What was until then a regional crisis spread across GEM and then global markets, causing spreads and volatility to surge with a cross correlated violence that blew up value-at-risk models. That contributed to the collapse of $126bn AUM hedge fund LTCM by year-end, which led to a Fed engineered bailout. That would have been a potential shock on a par with Lehman’s implosion, but the fallout was pre-empted unlike in 2008 – LTCM had successfully hedged most of the risk from the Asian currency crisis and delivered a 17% after fees return in 1997 (after over 40% in each of the previous two years by applying huge leverage on its ‘relative value’ strategy).

Global capital flows since then have been shaped by these events, as Asian (and wider EM) governments committed to never allow themselves to become vulnerable to speculative attack again, driving mercantilist policies and a huge build-up in official reserves as a bulwark. Asia’s currency reserves stand at almost $6.3trn over half the global total, versus less than $1trn in 1996 as a portfolio flow ‘margin call’ loomed.

Those reserves were largely recycled into Treasuries, funding persistent US current account deficits and the steady deterioration of the country’s net international position or ‘net worth’. Aggregate Asian CA surpluses are back at pre-crisis levels of over $600bn (and with China’s surplus looking understated because of very questionable growth of the estimated tourism deficit as covered in a recent Fed analysis, probably well over $700bn).

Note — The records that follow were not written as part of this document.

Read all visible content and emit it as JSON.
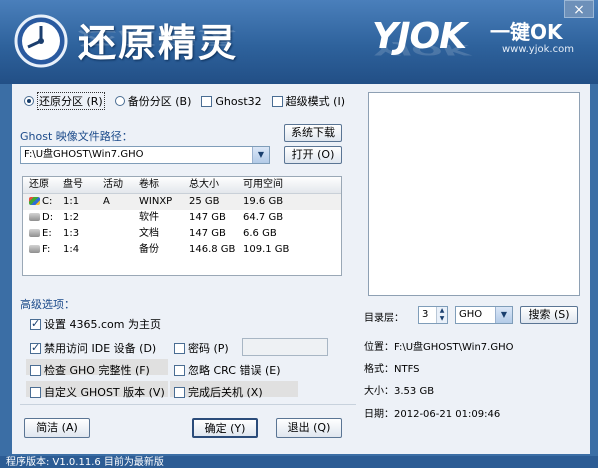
{
  "window": {
    "close_glyph": "×"
  },
  "header": {
    "app_title": "还原精灵",
    "brand": "YJOK",
    "brand_tag": "一键OK",
    "brand_url": "www.yjok.com"
  },
  "mode_options": [
    {
      "label": "还原分区 (R)",
      "type": "radio",
      "checked": true
    },
    {
      "label": "备份分区 (B)",
      "type": "radio",
      "checked": false
    },
    {
      "label": "Ghost32",
      "type": "checkbox",
      "checked": false
    },
    {
      "label": "超级模式 (I)",
      "type": "checkbox",
      "checked": false
    }
  ],
  "image_path": {
    "label": "Ghost 映像文件路径：",
    "value": "F:\\U盘GHOST\\Win7.GHO",
    "download_button": "系统下载",
    "open_button": "打开 (O)"
  },
  "partition_table": {
    "columns": [
      "还原",
      "盘号",
      "活动",
      "卷标",
      "总大小",
      "可用空间"
    ],
    "rows": [
      {
        "drive": "C:",
        "num": "1:1",
        "active": "A",
        "label": "WINXP",
        "total": "25 GB",
        "free": "19.6 GB",
        "icon": "windows-drive-icon",
        "selected": true
      },
      {
        "drive": "D:",
        "num": "1:2",
        "active": "",
        "label": "软件",
        "total": "147 GB",
        "free": "64.7 GB",
        "icon": "drive-icon",
        "selected": false
      },
      {
        "drive": "E:",
        "num": "1:3",
        "active": "",
        "label": "文档",
        "total": "147 GB",
        "free": "6.6 GB",
        "icon": "drive-icon",
        "selected": false
      },
      {
        "drive": "F:",
        "num": "1:4",
        "active": "",
        "label": "备份",
        "total": "146.8 GB",
        "free": "109.1 GB",
        "icon": "drive-icon",
        "selected": false
      }
    ]
  },
  "advanced": {
    "title": "高级选项：",
    "options": [
      {
        "label": "设置 4365.com 为主页",
        "checked": true
      },
      {
        "label": "禁用访问 IDE 设备 (D)",
        "checked": true
      },
      {
        "label": "密码 (P)",
        "checked": false
      },
      {
        "label": "检查 GHO 完整性 (F)",
        "checked": false
      },
      {
        "label": "忽略 CRC 错误 (E)",
        "checked": false
      },
      {
        "label": "自定义 GHOST 版本 (V)",
        "checked": false
      },
      {
        "label": "完成后关机 (X)",
        "checked": false
      }
    ]
  },
  "buttons": {
    "simple": "简洁 (A)",
    "ok": "确定 (Y)",
    "exit": "退出 (Q)"
  },
  "dir_level": {
    "label": "目录层：",
    "value": "3",
    "filter": "GHO",
    "search_button": "搜索 (S)"
  },
  "file_info": {
    "location": "位置：F:\\U盘GHOST\\Win7.GHO",
    "format": "格式：NTFS",
    "size": "大小：3.53 GB",
    "date": "日期：2012-06-21  01:09:46"
  },
  "status": {
    "text": "程序版本: V1.0.11.6  目前为最新版"
  }
}
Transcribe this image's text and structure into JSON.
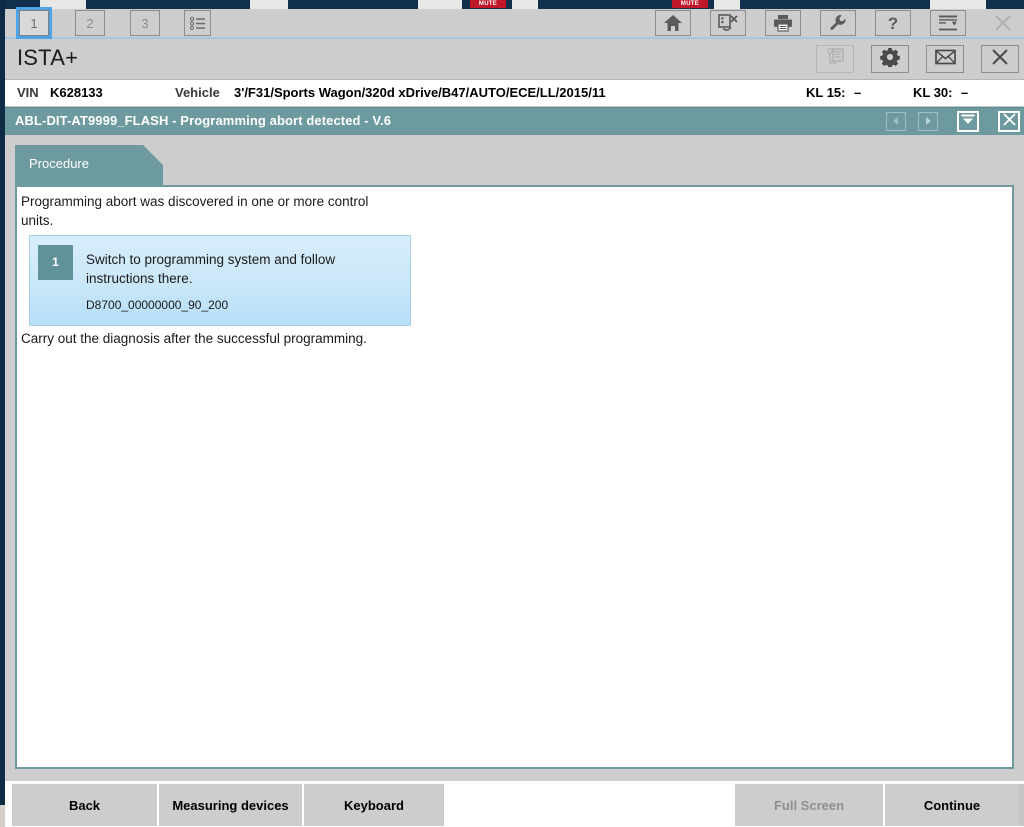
{
  "window": {
    "app_title": "ISTA+"
  },
  "toolbar": {
    "tabs": [
      {
        "label": "1",
        "active": true
      },
      {
        "label": "2",
        "active": false
      },
      {
        "label": "3",
        "active": false
      }
    ],
    "list_icon": "list-icon",
    "icons": [
      {
        "name": "home-icon",
        "label": "Home"
      },
      {
        "name": "vehicle-identification-icon",
        "label": "Vehicle identification"
      },
      {
        "name": "print-icon",
        "label": "Print"
      },
      {
        "name": "service-tools-icon",
        "label": "Service tools"
      },
      {
        "name": "help-icon",
        "label": "Help"
      },
      {
        "name": "export-icon",
        "label": "Export"
      },
      {
        "name": "close-icon",
        "label": "Close"
      }
    ]
  },
  "header": {
    "icons": [
      {
        "name": "copy-document-icon",
        "label": "Documents",
        "disabled": true
      },
      {
        "name": "gear-icon",
        "label": "Settings",
        "disabled": false
      },
      {
        "name": "mail-icon",
        "label": "Messages",
        "disabled": false
      },
      {
        "name": "close-icon",
        "label": "Close",
        "disabled": false
      }
    ]
  },
  "vehicle_info": {
    "vin_label": "VIN",
    "vin_value": "K628133",
    "vehicle_label": "Vehicle",
    "vehicle_value": "3'/F31/Sports Wagon/320d xDrive/B47/AUTO/ECE/LL/2015/11",
    "kl15_label": "KL 15:",
    "kl15_value": "–",
    "kl30_label": "KL 30:",
    "kl30_value": "–"
  },
  "module": {
    "title": "ABL-DIT-AT9999_FLASH - Programming abort detected - V.6",
    "nav": [
      {
        "name": "previous-arrow-icon",
        "label": "Previous"
      },
      {
        "name": "next-arrow-icon",
        "label": "Next"
      },
      {
        "name": "collapse-icon",
        "label": "Collapse"
      },
      {
        "name": "close-icon",
        "label": "Close"
      }
    ]
  },
  "tabs": [
    {
      "label": "Procedure",
      "active": true
    }
  ],
  "content": {
    "intro": "Programming abort was discovered in one or more control units.",
    "step": {
      "number": "1",
      "text": "Switch to programming system and follow instructions there.",
      "code": "D8700_00000000_90_200"
    },
    "outro": "Carry out the diagnosis after the successful programming."
  },
  "footer": {
    "back": "Back",
    "measuring_devices": "Measuring devices",
    "keyboard": "Keyboard",
    "full_screen": "Full Screen",
    "continue": "Continue"
  },
  "colors": {
    "teal": "#6c9a9e",
    "teal_dark": "#5f9399",
    "step_blue": "#c9e7f9",
    "toolbar_grey": "#cdcdcd",
    "accent_blue": "#4da3e8",
    "navy": "#0d2b45"
  },
  "background_app": {
    "mute_badge": "MUTE"
  }
}
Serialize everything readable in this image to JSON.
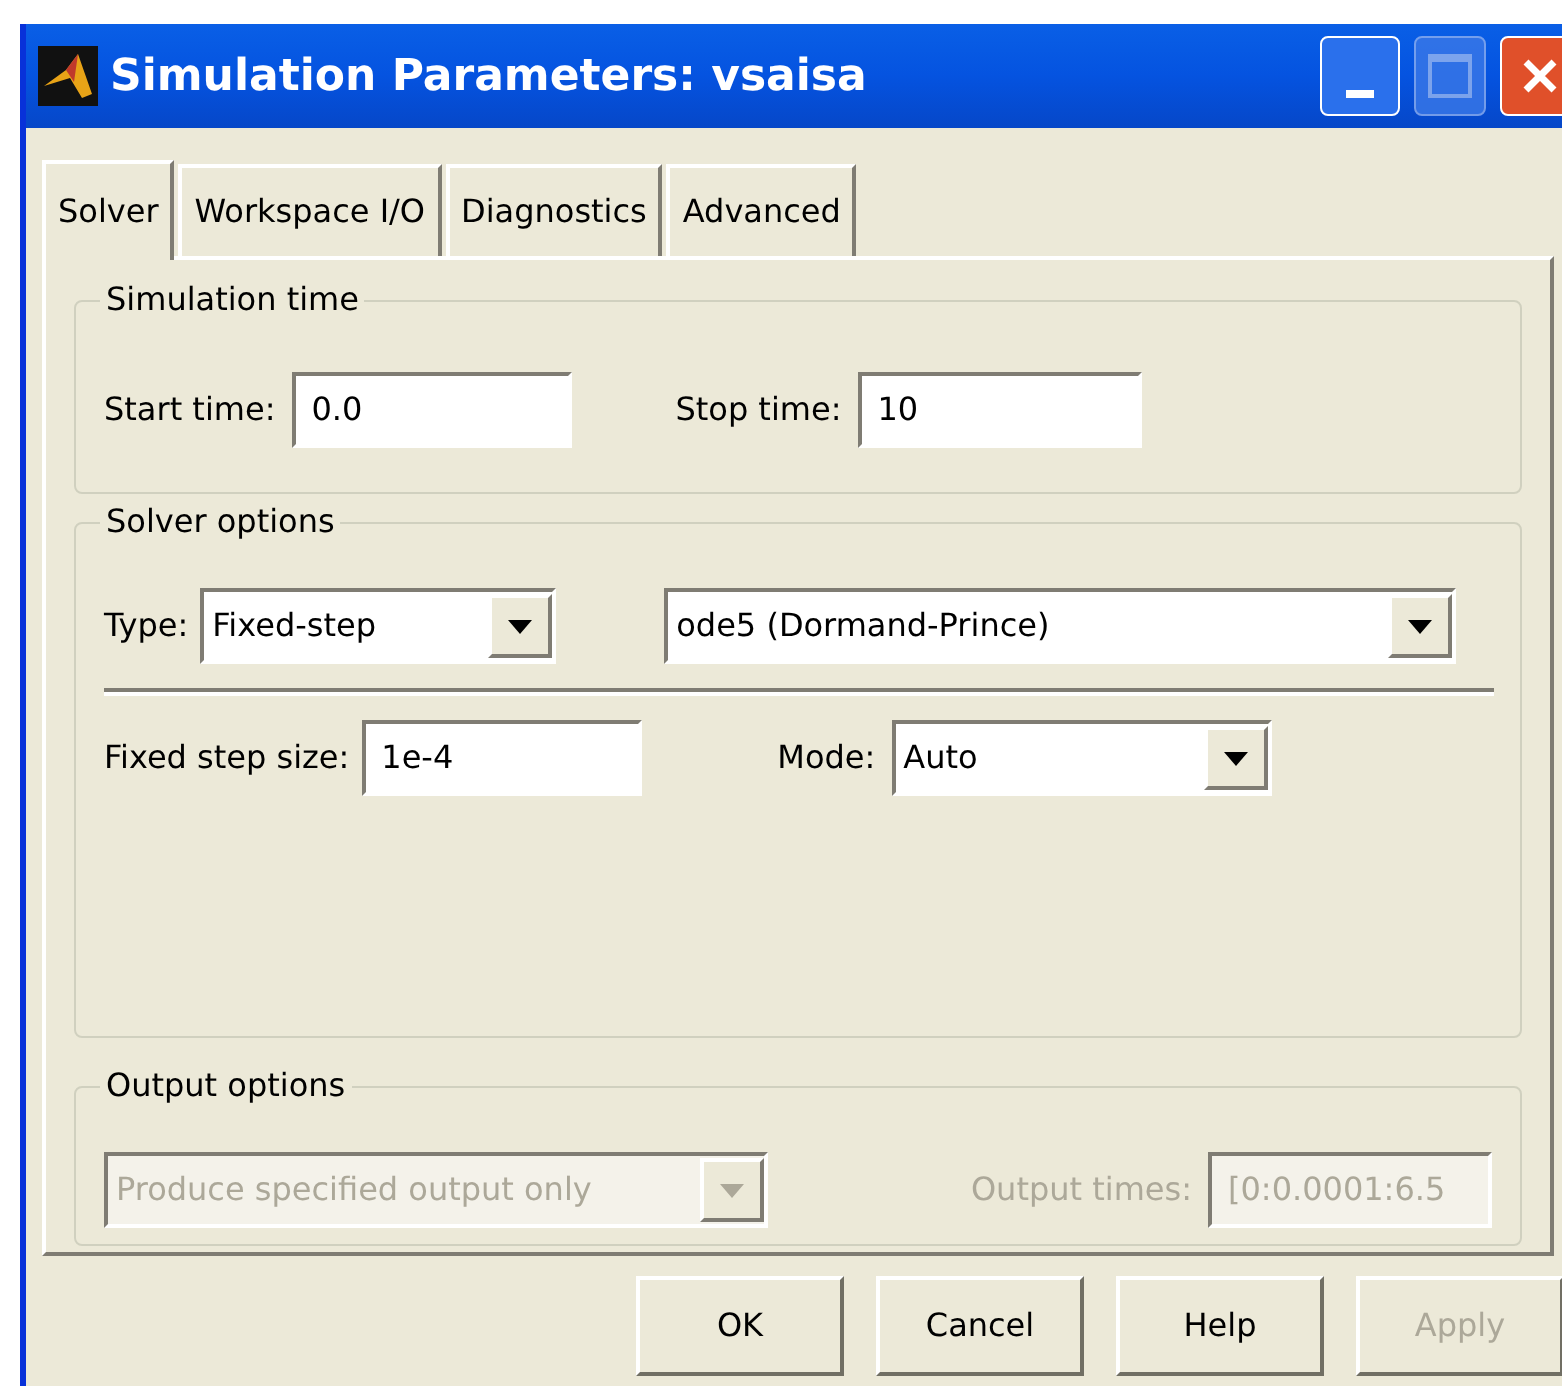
{
  "window": {
    "title": "Simulation Parameters: vsaisa"
  },
  "tabs": [
    {
      "label": "Solver",
      "selected": true
    },
    {
      "label": "Workspace I/O",
      "selected": false
    },
    {
      "label": "Diagnostics",
      "selected": false
    },
    {
      "label": "Advanced",
      "selected": false
    }
  ],
  "simulation_time": {
    "title": "Simulation time",
    "start_time": {
      "label": "Start time:",
      "value": "0.0"
    },
    "stop_time": {
      "label": "Stop time:",
      "value": "10"
    }
  },
  "solver_options": {
    "title": "Solver options",
    "type": {
      "label": "Type:",
      "value": "Fixed-step"
    },
    "solver": {
      "value": "ode5 (Dormand-Prince)"
    },
    "fixed_step_size": {
      "label": "Fixed step size:",
      "value": "1e-4"
    },
    "mode": {
      "label": "Mode:",
      "value": "Auto"
    }
  },
  "output_options": {
    "title": "Output options",
    "output": {
      "value": "Produce specified output only",
      "disabled": true
    },
    "output_times": {
      "label": "Output times:",
      "value": "[0:0.0001:6.5",
      "disabled": true
    }
  },
  "buttons": [
    {
      "label": "OK",
      "disabled": false
    },
    {
      "label": "Cancel",
      "disabled": false
    },
    {
      "label": "Help",
      "disabled": false
    },
    {
      "label": "Apply",
      "disabled": true
    }
  ]
}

I’ve just been to Budapest, where the raddled face of hedge fund legend George Soros stares down from government sponsored billboards, labelling him  as a scheming currency manipulator (he has accused his native country under its right-wing, anti-immigrant leadership of becoming a ‘mafia state’). It seems unlikely that for all his pseudo intellectual ‘reflexivity’ theories Soros could have anticipated the longer-term fallout from his currency attacks across Asia in those tumultuous months. One of those is that he helped end the era of swashbuckling macro hedge funds bending intimidated governments to their will – no hedge fund balance sheet can fight an aggressively deployed central bank one.

As we highlighted back in 2014/15 as the consensus abandoned EM assets, the move to floating exchange rate systems and high reserves versus FX debt made another crisis, which was widely feared at the time, highly unlikely – tumbling currencies acted as an EM macro pressure relief valve and forcibly closed current account deficits from Indonesia to Brazil, underpinning the ‘surprise’ rally in EM assets over the past 18mths. However, the sustainability of the capital recycling model built up since the late 1990s looks very doubtful – the US economy simply can’t absorb huge surpluses from both Asian and Europe any longer as the ‘consumer of last resort’.

The Asian crisis led indirectly to the 2008 global one, as the ‘savings glut’ being forced upon (a very receptive and overly deregulated) US suppressed funding costs, as explained by Ben Bernanke back in 2015. In the interim, the Fed by rapidly cutting rates in an overreaction to the LTCM debacle fuelled the Dotcom bubble – unintended consequences have been the defining feature of central bank policymaking over the past two decades. Meantime, is there another LTCM combination of hubris and leverage lurking within the global financial system after another extended period of low volatility? We’ll find out as the first central banks take tentative steps toward policy and balance sheet normalization in the next 12-18mths, but it’s probably not in Asia…